Directions
Copy out each line of the data that includes the string "with".

Supplied data
* * * * *
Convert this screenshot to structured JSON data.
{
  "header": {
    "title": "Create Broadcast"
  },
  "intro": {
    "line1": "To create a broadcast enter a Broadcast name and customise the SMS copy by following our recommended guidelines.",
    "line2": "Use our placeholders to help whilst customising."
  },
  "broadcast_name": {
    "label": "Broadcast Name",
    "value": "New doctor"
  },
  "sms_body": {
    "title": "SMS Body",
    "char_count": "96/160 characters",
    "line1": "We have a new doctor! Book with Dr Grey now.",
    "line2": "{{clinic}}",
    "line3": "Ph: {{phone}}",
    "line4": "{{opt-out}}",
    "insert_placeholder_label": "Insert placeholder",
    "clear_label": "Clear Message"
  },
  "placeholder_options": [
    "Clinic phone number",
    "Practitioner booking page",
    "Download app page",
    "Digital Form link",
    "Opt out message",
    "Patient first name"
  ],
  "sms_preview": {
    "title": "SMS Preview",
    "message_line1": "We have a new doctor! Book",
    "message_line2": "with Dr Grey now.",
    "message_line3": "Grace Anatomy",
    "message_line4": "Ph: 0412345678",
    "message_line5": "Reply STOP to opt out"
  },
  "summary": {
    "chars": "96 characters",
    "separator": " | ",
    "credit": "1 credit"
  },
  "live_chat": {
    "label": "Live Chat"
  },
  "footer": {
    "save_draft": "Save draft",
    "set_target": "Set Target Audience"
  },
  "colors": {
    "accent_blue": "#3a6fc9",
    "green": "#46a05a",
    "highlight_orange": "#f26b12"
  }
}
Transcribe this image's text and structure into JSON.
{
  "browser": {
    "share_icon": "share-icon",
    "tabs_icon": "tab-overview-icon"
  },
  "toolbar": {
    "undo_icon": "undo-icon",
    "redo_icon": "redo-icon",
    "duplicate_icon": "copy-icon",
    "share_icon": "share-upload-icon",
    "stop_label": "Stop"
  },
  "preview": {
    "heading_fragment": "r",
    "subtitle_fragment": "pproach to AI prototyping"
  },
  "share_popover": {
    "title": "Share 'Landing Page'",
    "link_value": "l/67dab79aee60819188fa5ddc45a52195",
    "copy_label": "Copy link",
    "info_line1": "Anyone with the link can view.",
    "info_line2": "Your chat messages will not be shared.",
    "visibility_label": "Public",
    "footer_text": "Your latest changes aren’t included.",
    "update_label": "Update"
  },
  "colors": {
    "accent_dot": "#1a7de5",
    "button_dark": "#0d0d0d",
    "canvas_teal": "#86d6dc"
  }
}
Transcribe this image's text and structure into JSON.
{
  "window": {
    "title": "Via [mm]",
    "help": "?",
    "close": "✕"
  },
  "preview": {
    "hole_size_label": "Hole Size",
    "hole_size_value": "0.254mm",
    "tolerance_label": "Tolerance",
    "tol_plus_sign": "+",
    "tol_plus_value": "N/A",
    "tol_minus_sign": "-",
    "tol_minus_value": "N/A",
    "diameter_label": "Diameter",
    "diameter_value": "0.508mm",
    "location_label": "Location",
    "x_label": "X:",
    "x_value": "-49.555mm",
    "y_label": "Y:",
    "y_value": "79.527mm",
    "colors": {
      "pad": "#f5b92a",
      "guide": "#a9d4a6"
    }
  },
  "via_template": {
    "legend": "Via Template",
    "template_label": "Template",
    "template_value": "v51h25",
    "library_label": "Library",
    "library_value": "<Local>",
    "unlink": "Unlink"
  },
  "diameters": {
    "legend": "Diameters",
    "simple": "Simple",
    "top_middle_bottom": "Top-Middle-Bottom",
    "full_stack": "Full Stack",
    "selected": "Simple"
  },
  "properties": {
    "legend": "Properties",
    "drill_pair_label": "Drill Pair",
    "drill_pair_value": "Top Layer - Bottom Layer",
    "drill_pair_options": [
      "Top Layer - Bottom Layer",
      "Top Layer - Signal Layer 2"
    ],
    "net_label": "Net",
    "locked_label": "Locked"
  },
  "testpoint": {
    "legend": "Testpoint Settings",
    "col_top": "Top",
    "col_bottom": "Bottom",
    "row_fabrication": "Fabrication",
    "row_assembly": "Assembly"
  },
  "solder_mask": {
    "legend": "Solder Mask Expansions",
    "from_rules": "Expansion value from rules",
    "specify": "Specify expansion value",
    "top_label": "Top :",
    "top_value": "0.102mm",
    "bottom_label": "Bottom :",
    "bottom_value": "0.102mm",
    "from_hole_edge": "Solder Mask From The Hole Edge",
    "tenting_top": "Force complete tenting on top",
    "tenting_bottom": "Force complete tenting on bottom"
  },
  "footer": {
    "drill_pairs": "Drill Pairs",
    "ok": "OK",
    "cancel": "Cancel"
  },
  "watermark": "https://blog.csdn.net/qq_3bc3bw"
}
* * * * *
Exercise output
    "line1": "We have a new doctor! Book with Dr Grey now.",
    "message_line2": "with Dr Grey now.",
    "info_line1": "Anyone with the link can view.",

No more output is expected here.